As part of this stunt, McCain tried to get the first presidential debate delayed unless there was a bail-out deal on the books by Friday. The delay would have necessarily bumped the Palin-Biden debate next Tuesday to some other, unannounced time (maybe in December?), which could well have been the real reason for the whole sordid stunt in the first place.
Obama was having none of it, however, reasonably suggesting that a president should be able to handle more than one thing at a time. Obama said he’d be in Mississippi for the debate whether McCain showed up or not.
Yesterday, Friday, there was still no Wall Street bail-out deal. And McCain, whose stunt hadn’t worked, had a choice. He could refuse to debate Obama as promised, thereby giving Obama an unprecedented opportunity to speak directly to the nation for 90 prime-time minutes without commercial interruption. Or he could slink to Mississippi and participate in the debate after all. He chose the latter.
But oh, Mr. McCain was not a happy camper. He barely looked at Obama throughout the debate. He was openly condescending and contemptuous, calling his opponent “naive” and insisting that he “didn’t understand” about important issues. And McCain refused to speak directly to Obama, though such interaction between the two was a part of the debate design he’d agreed to weeks ago, and which he had to have known before he walked on stage.
While both men were strong in their answers to the questions they were asked, McCain was rattled, angry, and combative. Obama, on the other hand, was cool, calm and collected throughout.
McCain did himself no favors by pulling this idiotic stunt, but it wasn’t his first. Choosing Sarah Palin as a running mate, who’s obviously, woefully unqualified to be Vice President of the United States, was McCain’s biggest and most jawdropping stunt. He chose Palin not for her ability to lead, her mental brilliance or her experience, but as a token Christianist female to lure in female voters and appease his base: the Christianist fundamentalists and conservative right-wingers. She’s attractive and she has boobs. That’s all he cared about.
Both stunts were craven and dishonest.
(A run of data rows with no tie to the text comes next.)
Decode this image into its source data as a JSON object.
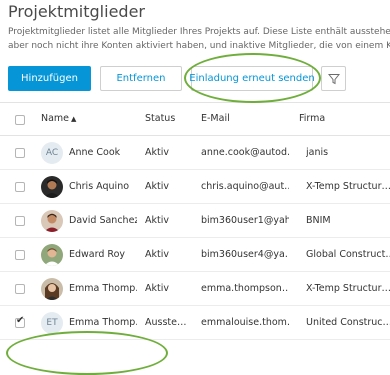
{
  "page": {
    "title": "Projektmitglieder",
    "description_line1": "Projektmitglieder listet alle Mitglieder Ihres Projekts auf. Diese Liste enthält ausstehende",
    "description_line2": "aber noch nicht ihre Konten aktiviert haben, und inaktive Mitglieder, die von einem Konto"
  },
  "toolbar": {
    "add_label": "Hinzufügen",
    "remove_label": "Entfernen",
    "resend_label": "Einladung erneut senden",
    "filter_icon": "filter-icon"
  },
  "table": {
    "columns": [
      "Name",
      "Status",
      "E-Mail",
      "Firma"
    ],
    "sort_indicator": "▲",
    "rows": [
      {
        "initials": "AC",
        "name": "Anne Cook",
        "status": "Aktiv",
        "email": "anne.cook@autod…",
        "company": "janis",
        "checked": false
      },
      {
        "initials": "",
        "name": "Chris Aquino",
        "status": "Aktiv",
        "email": "chris.aquino@aut…",
        "company": "X-Temp Structur…",
        "checked": false
      },
      {
        "initials": "",
        "name": "David Sanchez",
        "status": "Aktiv",
        "email": "bim360user1@yah…",
        "company": "BNIM",
        "checked": false
      },
      {
        "initials": "",
        "name": "Edward Roy",
        "status": "Aktiv",
        "email": "bim360user4@ya…",
        "company": "Global Construct…",
        "checked": false
      },
      {
        "initials": "",
        "name": "Emma Thomp…",
        "status": "Aktiv",
        "email": "emma.thompson…",
        "company": "X-Temp Structur…",
        "checked": false
      },
      {
        "initials": "ET",
        "name": "Emma Thomp…",
        "status": "Ausste…",
        "email": "emmalouise.thom…",
        "company": "United Construc…",
        "checked": true
      }
    ]
  },
  "colors": {
    "accent": "#0696d7",
    "highlight": "#6fae3b"
  }
}
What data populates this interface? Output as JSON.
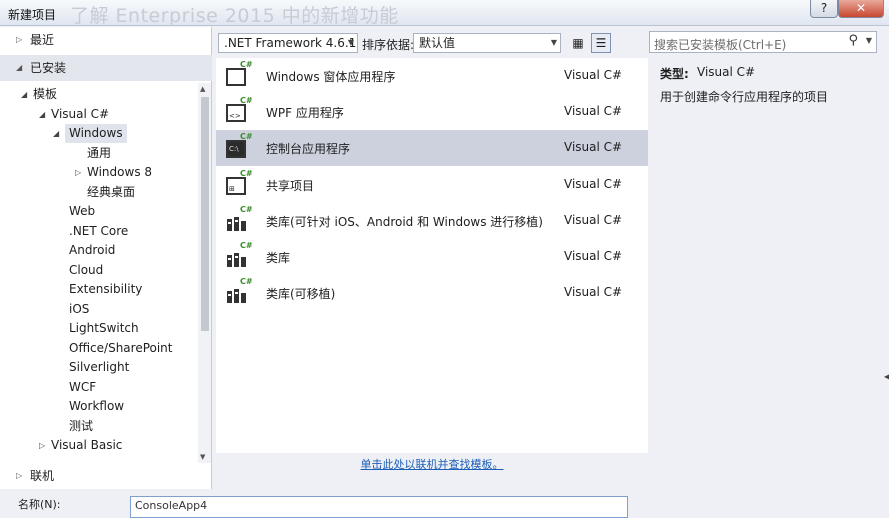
{
  "window": {
    "title": "新建项目",
    "ghost_title": "了解 Enterprise 2015 中的新增功能",
    "help_label": "?",
    "close_label": "✕"
  },
  "left": {
    "recent_label": "最近",
    "installed_label": "已安装",
    "online_label": "联机",
    "tree": [
      {
        "label": "模板",
        "level": 0,
        "expanded": true
      },
      {
        "label": "Visual C#",
        "level": 1,
        "expanded": true
      },
      {
        "label": "Windows",
        "level": 2,
        "expanded": true,
        "selected": true
      },
      {
        "label": "通用",
        "level": 3
      },
      {
        "label": "Windows 8",
        "level": 3,
        "collapsed": true
      },
      {
        "label": "经典桌面",
        "level": 3
      },
      {
        "label": "Web",
        "level": 2
      },
      {
        "label": ".NET Core",
        "level": 2
      },
      {
        "label": "Android",
        "level": 2
      },
      {
        "label": "Cloud",
        "level": 2
      },
      {
        "label": "Extensibility",
        "level": 2
      },
      {
        "label": "iOS",
        "level": 2
      },
      {
        "label": "LightSwitch",
        "level": 2
      },
      {
        "label": "Office/SharePoint",
        "level": 2
      },
      {
        "label": "Silverlight",
        "level": 2
      },
      {
        "label": "WCF",
        "level": 2
      },
      {
        "label": "Workflow",
        "level": 2
      },
      {
        "label": "测试",
        "level": 2
      },
      {
        "label": "Visual Basic",
        "level": 1,
        "collapsed": true
      }
    ]
  },
  "toolbar": {
    "framework": ".NET Framework 4.6.1",
    "sort_label": "排序依据:",
    "sort_value": "默认值"
  },
  "templates": [
    {
      "name": "Windows 窗体应用程序",
      "lang": "Visual C#",
      "icon": "winforms-icon",
      "sub": ""
    },
    {
      "name": "WPF 应用程序",
      "lang": "Visual C#",
      "icon": "wpf-icon",
      "sub": "<>"
    },
    {
      "name": "控制台应用程序",
      "lang": "Visual C#",
      "icon": "console-icon",
      "sub": "C:\\",
      "selected": true
    },
    {
      "name": "共享项目",
      "lang": "Visual C#",
      "icon": "shared-project-icon",
      "sub": "⊞"
    },
    {
      "name": "类库(可针对 iOS、Android 和 Windows 进行移植)",
      "lang": "Visual C#",
      "icon": "portable-library-icon",
      "sub": ""
    },
    {
      "name": "类库",
      "lang": "Visual C#",
      "icon": "class-library-icon",
      "sub": ""
    },
    {
      "name": "类库(可移植)",
      "lang": "Visual C#",
      "icon": "portable-class-library-icon",
      "sub": ""
    }
  ],
  "icon_tag": "C#",
  "online_link": "单击此处以联机并查找模板。",
  "search": {
    "placeholder": "搜索已安装模板(Ctrl+E)"
  },
  "detail": {
    "type_label": "类型:",
    "type_value": "Visual C#",
    "description": "用于创建命令行应用程序的项目"
  },
  "bottom": {
    "name_label": "名称(N):",
    "name_value": "ConsoleApp4"
  },
  "colors": {
    "selection": "#cdd1de",
    "link": "#1d5fb8",
    "csharp_tag": "#3a8a2a",
    "close_button": "#c8462f"
  }
}
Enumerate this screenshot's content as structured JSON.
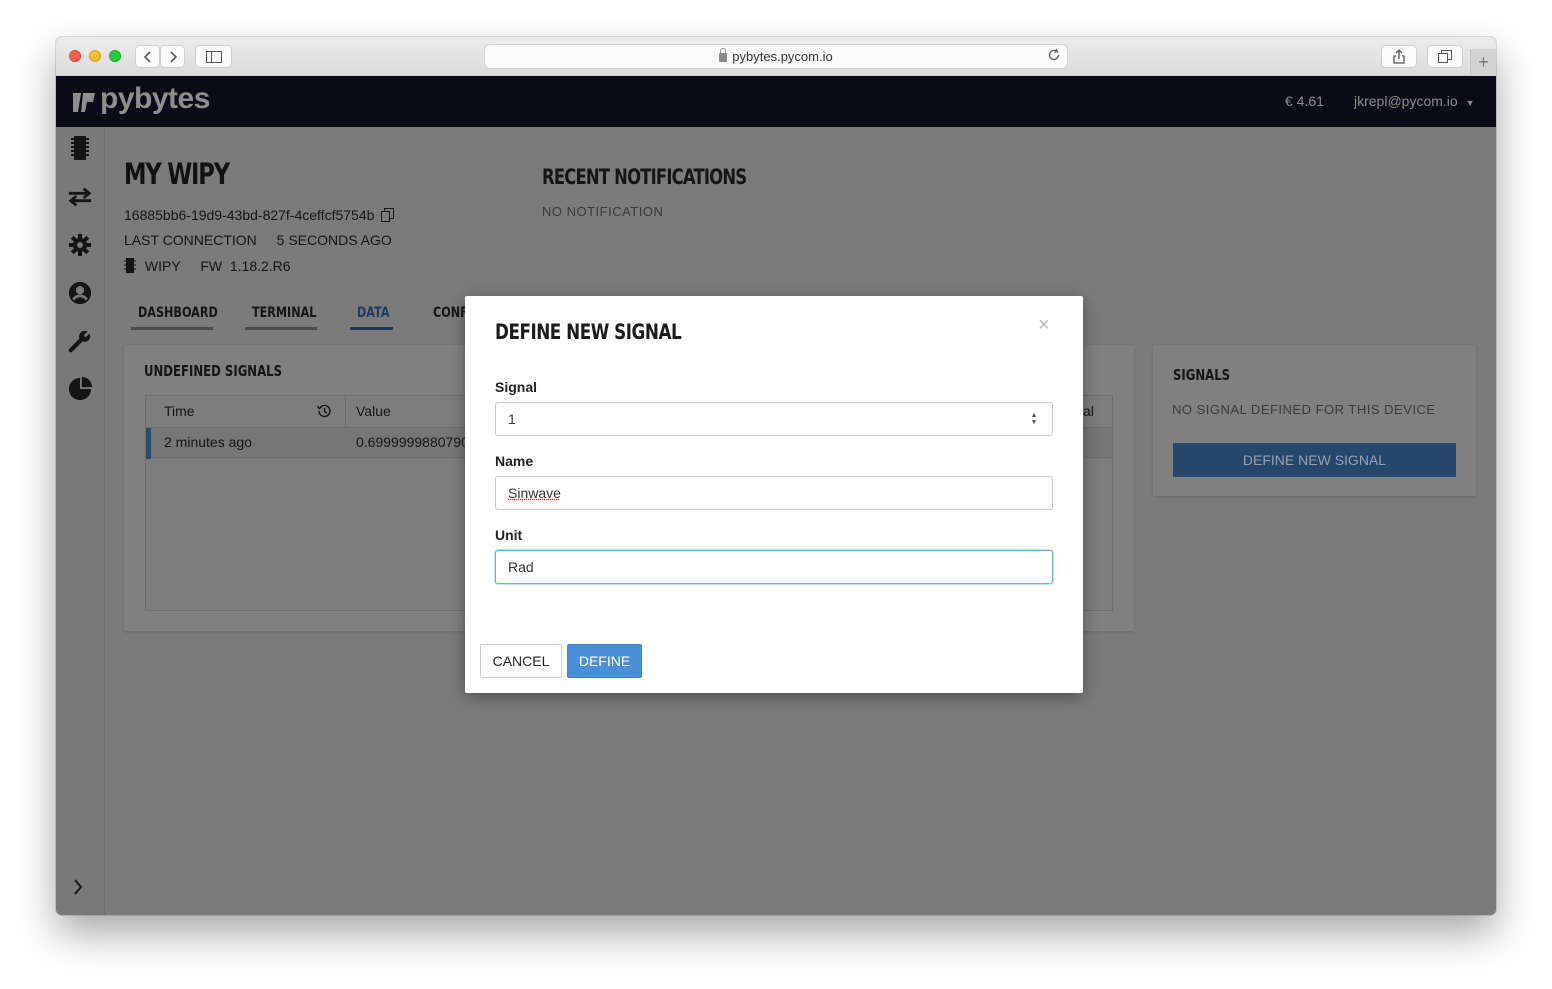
{
  "browser": {
    "url": "pybytes.pycom.io",
    "back_icon": "chevron-left-icon",
    "forward_icon": "chevron-right-icon",
    "sidebar_icon": "sidebar-toggle-icon",
    "reload_icon": "reload-icon",
    "share_icon": "share-icon",
    "tabs_icon": "tabs-icon",
    "new_tab_icon": "plus-icon"
  },
  "header": {
    "logo": "pybytes",
    "balance": "€ 4.61",
    "user": "jkrepl@pycom.io"
  },
  "sidebar": {
    "items": [
      {
        "icon": "device-chip-icon"
      },
      {
        "icon": "transfer-arrows-icon"
      },
      {
        "icon": "gear-icon"
      },
      {
        "icon": "user-icon"
      },
      {
        "icon": "wrench-icon"
      },
      {
        "icon": "pie-chart-icon"
      }
    ],
    "expand_icon": "chevron-right-icon"
  },
  "device": {
    "name": "MY WIPY",
    "id": "16885bb6-19d9-43bd-827f-4ceffcf5754b",
    "last_connection_label": "LAST CONNECTION",
    "last_connection_value": "5 SECONDS AGO",
    "type": "WIPY",
    "firmware": "FW  1.18.2.R6"
  },
  "notifications": {
    "title": "RECENT NOTIFICATIONS",
    "empty": "NO NOTIFICATION"
  },
  "tabs": [
    {
      "label": "DASHBOARD"
    },
    {
      "label": "TERMINAL"
    },
    {
      "label": "DATA",
      "active": true
    },
    {
      "label": "CONFI"
    }
  ],
  "undefined_signals": {
    "title": "UNDEFINED SIGNALS",
    "columns": [
      "Time",
      "Value",
      "al"
    ],
    "rows": [
      {
        "time": "2 minutes ago",
        "value": "0.6999999880790"
      }
    ]
  },
  "signals_panel": {
    "title": "SIGNALS",
    "empty": "NO SIGNAL DEFINED FOR THIS DEVICE",
    "button": "DEFINE NEW SIGNAL"
  },
  "modal": {
    "title": "DEFINE NEW SIGNAL",
    "close": "×",
    "signal_label": "Signal",
    "signal_value": "1",
    "name_label": "Name",
    "name_value": "Sinwave",
    "unit_label": "Unit",
    "unit_value": "Rad",
    "cancel": "CANCEL",
    "define": "DEFINE"
  },
  "colors": {
    "appbar": "#0a0b16",
    "primary": "#4a90d9",
    "overlay_gray": "#7b7b7b"
  }
}
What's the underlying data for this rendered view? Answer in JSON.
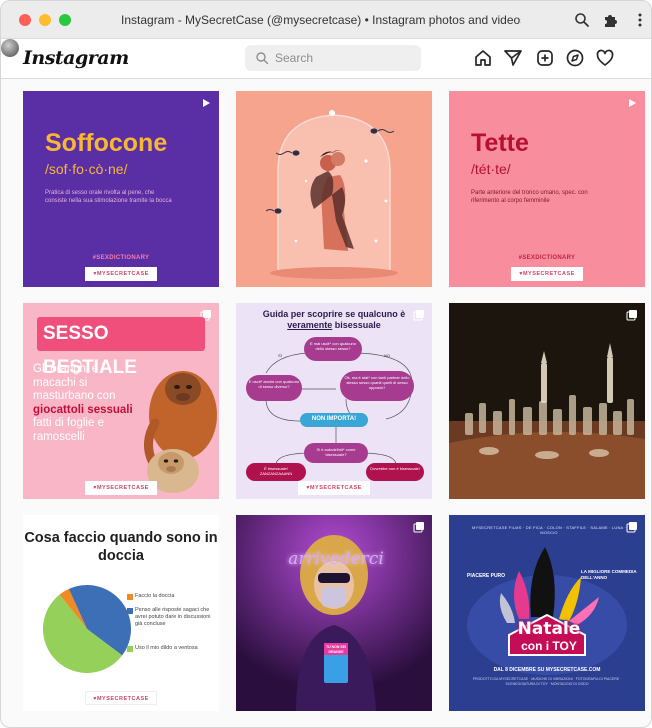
{
  "window": {
    "title": "Instagram - MySecretCase (@mysecretcase) • Instagram photos and videos"
  },
  "header": {
    "logo": "Instagram",
    "search_placeholder": "Search"
  },
  "posts": [
    {
      "word": "Soffocone",
      "phonetic": "/sof·fo·cò·ne/",
      "definition": "Pratica di sesso orale rivolta al pene, che consiste nella sua stimolazione tramite la bocca",
      "tag": "#SEXDICTIONARY",
      "brand": "MYSECRETCASE",
      "colors": {
        "bg": "#5a2fa6",
        "accent": "#f7b733"
      },
      "corner_icon": "video-reel-icon"
    },
    {
      "brand": "",
      "colors": {
        "bg": "#f6a48e"
      },
      "corner_icon": ""
    },
    {
      "word": "Tette",
      "phonetic": "/tét·te/",
      "definition": "Parte anteriore del tronco umano, spec. con riferimento al corpo femminile",
      "tag": "#SEXDICTIONARY",
      "brand": "MYSECRETCASE",
      "colors": {
        "bg": "#f88e9d",
        "accent": "#b8102f"
      },
      "corner_icon": "video-reel-icon"
    },
    {
      "headline": "SESSO BESTIALE",
      "body_part1": "Gli oranghi e i macachi si masturbano con ",
      "body_bold": "giocattoli sessuali",
      "body_part2": " fatti di foglie e ramoscelli",
      "brand": "MYSECRETCASE",
      "colors": {
        "bg": "#f8b6c7",
        "accent": "#ef4f7a"
      },
      "corner_icon": "carousel-icon"
    },
    {
      "heading_part1": "Guida per scoprire se qualcuno è ",
      "heading_underlined": "veramente",
      "heading_part2": " bisessuale",
      "nodes": {
        "q1": "E mai uscit* con qualcuno dello stesso sesso?",
        "q2": "E uscit* anche con qualcuno di sesso diverso?",
        "q3": "Ok, ma è stat* con tanti partner dello stesso sesso quanti quelli di sesso opposto?",
        "middle": "NON IMPORTA!",
        "q4": "Si è autodefinit* come bisessuale?",
        "a1": "È bisessuale! ZANZANZAAANN",
        "a2": "Dovrebbe non è bisessuale!"
      },
      "labels": {
        "si": "SÌ",
        "no": "NO"
      },
      "brand": "MYSECRETCASE",
      "colors": {
        "bg": "#ece4f6",
        "bubble": "#a63b8f",
        "middle": "#3aa6d6",
        "answer": "#b0124d"
      },
      "corner_icon": "carousel-icon"
    },
    {
      "colors": {
        "bg": "#1d1811"
      },
      "corner_icon": "carousel-icon"
    },
    {
      "heading": "Cosa faccio quando sono in doccia",
      "chart_data": {
        "type": "pie",
        "title": "Cosa faccio quando sono in doccia",
        "slices": [
          {
            "label": "Faccio la doccia",
            "value": 4,
            "color": "#f08a24"
          },
          {
            "label": "Penso alle risposte sagaci che avrei potuto dare in discussioni già concluse",
            "value": 42,
            "color": "#3d6fb6"
          },
          {
            "label": "Uso il mio dildo a ventosa",
            "value": 54,
            "color": "#94d05a"
          }
        ]
      },
      "brand": "MYSECRETCASE",
      "corner_icon": ""
    },
    {
      "neon_sign": "arrivederci",
      "book_title": "TU NON SEI GRANDE",
      "colors": {
        "bg": "#2a0f3e",
        "neon": "#d3a9ff"
      },
      "corner_icon": "carousel-icon"
    },
    {
      "credits": "MYSECRETCASE FILMS · DE FICA · COLON · STAFFILE · SALAME · LUNA · MOSCIO",
      "piacere": "PIACERE PURO",
      "migliore": "LA MIGLIORE COMMEDIA DELL'ANNO",
      "title1": "Natale",
      "title2": "con i TOY",
      "date": "DAL 8 DICEMBRE SU MYSECRETCASE.COM",
      "fine": "PRODOTTO DA MYSECRETCASE · MUSICHE DI VIBRAZIONI · FOTOGRAFIA DI PIACERE · SCENEGGIATURA DI TOY · MONTAGGIO DI GODO",
      "colors": {
        "bg": "#2c3e8f",
        "glow": "#d0105a"
      },
      "corner_icon": "carousel-icon"
    }
  ]
}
And they backfired. Watch Obama’s pick for VP Joe Biden tear McCain a new one after the debate ended. It’s basically a coup de gras:
I think John McCain is all washed up.